RECORDED DATA -
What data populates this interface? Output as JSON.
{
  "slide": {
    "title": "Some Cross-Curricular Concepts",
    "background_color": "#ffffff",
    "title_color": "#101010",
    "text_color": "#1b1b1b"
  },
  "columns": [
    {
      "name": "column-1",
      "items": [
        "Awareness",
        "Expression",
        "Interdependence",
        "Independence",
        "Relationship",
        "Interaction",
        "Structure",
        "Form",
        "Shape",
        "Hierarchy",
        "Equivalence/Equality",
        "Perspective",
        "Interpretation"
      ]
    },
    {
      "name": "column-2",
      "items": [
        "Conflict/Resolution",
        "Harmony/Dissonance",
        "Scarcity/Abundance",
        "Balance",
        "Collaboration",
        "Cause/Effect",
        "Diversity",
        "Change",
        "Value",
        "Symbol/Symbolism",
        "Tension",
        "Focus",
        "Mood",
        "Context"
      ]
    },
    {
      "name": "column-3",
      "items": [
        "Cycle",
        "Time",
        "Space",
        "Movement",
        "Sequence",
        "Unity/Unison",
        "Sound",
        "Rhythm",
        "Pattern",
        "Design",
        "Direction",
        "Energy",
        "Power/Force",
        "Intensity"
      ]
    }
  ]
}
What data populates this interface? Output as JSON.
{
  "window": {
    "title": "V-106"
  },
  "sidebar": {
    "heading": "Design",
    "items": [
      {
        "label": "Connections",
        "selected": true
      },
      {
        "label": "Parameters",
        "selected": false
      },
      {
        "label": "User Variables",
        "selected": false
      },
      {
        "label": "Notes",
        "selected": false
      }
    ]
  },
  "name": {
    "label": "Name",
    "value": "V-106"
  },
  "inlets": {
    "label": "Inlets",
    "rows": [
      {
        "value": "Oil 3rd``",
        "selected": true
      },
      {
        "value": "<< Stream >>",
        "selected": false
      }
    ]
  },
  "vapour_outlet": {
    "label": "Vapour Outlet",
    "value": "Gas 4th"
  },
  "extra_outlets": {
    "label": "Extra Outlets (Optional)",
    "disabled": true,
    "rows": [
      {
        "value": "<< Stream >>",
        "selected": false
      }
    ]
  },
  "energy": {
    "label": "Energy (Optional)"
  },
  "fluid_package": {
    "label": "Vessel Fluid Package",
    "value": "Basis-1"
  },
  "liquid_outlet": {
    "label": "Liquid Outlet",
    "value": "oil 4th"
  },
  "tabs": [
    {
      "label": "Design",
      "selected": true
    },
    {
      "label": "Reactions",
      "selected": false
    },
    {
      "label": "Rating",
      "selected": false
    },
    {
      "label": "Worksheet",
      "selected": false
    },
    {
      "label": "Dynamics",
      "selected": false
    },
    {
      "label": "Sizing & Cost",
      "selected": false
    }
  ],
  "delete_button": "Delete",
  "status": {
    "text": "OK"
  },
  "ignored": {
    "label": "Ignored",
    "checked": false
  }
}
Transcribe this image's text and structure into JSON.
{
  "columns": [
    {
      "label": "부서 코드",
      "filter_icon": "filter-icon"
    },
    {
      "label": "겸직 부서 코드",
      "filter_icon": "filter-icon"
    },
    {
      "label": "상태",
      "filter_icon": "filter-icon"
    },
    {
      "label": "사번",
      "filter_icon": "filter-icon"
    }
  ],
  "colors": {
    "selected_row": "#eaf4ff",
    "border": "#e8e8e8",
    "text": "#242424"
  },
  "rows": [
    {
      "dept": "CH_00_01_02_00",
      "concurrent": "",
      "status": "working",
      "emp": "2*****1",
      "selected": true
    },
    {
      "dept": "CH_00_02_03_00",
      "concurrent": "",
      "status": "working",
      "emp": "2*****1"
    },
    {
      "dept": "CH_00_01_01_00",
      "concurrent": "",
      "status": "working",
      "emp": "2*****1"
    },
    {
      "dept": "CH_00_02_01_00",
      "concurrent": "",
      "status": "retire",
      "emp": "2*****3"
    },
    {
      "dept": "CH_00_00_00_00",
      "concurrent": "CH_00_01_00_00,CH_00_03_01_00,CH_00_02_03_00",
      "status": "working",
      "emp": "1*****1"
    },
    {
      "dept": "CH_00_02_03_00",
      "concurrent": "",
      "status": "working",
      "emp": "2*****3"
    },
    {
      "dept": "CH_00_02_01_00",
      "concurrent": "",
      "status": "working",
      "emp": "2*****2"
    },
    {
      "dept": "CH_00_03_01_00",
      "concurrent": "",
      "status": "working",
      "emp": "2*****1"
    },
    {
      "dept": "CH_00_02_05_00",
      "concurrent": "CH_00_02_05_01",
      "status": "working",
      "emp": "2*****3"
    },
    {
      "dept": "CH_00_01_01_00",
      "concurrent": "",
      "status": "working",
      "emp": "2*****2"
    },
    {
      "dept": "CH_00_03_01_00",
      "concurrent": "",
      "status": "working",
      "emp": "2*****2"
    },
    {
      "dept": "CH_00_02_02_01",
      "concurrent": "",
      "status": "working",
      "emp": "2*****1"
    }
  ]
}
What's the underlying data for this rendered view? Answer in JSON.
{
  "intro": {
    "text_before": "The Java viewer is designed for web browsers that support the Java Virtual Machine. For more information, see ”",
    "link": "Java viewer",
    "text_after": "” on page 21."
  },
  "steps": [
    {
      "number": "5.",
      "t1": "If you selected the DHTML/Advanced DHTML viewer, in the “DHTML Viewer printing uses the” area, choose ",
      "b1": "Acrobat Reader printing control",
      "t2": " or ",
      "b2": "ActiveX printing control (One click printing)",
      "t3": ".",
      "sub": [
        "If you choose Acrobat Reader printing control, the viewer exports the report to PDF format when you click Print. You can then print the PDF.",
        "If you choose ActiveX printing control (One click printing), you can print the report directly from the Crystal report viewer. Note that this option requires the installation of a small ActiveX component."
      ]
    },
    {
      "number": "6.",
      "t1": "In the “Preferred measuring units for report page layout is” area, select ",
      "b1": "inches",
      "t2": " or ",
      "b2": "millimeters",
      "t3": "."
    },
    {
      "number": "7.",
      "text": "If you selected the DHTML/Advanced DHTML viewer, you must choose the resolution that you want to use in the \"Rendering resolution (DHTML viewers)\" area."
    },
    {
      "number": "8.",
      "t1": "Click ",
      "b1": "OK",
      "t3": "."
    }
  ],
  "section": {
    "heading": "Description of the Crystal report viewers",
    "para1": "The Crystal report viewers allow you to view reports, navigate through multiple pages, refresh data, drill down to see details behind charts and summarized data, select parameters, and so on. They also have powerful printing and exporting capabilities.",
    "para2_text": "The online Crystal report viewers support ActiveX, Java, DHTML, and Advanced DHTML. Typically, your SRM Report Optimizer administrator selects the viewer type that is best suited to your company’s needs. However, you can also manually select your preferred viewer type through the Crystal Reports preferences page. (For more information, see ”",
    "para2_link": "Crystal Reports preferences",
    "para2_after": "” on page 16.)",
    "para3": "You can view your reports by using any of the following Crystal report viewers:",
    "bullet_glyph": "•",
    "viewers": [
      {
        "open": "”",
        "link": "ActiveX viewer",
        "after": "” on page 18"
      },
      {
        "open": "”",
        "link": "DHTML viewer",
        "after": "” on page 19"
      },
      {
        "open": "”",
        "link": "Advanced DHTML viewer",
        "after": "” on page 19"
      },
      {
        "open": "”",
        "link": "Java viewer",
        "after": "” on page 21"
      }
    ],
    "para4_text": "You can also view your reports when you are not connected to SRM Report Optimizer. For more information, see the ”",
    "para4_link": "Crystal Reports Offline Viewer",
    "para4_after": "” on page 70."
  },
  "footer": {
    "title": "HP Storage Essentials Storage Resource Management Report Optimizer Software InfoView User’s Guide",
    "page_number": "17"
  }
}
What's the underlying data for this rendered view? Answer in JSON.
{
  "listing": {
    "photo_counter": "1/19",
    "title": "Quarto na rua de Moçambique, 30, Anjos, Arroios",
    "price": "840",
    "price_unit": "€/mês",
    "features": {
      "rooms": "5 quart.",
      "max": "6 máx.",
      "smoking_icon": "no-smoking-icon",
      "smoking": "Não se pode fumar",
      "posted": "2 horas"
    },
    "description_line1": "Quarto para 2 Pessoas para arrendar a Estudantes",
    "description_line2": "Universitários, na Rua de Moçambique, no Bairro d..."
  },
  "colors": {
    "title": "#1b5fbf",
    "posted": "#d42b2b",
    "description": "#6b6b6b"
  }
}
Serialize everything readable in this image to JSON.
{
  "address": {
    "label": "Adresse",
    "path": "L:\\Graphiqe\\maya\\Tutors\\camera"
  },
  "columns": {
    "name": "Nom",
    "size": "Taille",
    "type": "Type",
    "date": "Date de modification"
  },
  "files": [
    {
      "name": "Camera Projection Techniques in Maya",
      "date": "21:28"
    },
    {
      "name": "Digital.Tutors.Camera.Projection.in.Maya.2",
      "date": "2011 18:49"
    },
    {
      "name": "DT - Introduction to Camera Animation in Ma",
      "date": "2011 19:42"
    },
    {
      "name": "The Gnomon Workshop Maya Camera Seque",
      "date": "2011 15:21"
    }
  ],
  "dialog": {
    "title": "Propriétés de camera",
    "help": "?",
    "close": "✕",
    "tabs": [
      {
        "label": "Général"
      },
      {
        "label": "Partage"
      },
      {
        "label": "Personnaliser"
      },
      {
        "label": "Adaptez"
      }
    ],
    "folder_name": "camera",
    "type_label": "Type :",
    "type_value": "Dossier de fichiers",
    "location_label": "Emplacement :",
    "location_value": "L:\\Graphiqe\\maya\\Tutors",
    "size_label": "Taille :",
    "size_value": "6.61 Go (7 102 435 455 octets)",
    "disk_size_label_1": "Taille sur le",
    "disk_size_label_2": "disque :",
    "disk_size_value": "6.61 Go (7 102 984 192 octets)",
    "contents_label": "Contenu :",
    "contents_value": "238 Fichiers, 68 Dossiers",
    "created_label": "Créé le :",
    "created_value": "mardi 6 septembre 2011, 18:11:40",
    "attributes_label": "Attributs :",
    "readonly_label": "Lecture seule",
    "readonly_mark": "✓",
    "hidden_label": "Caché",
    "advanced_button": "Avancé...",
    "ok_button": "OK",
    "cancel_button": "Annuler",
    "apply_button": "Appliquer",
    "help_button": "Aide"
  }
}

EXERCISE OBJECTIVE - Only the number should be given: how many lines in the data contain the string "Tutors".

RESPONSE - 3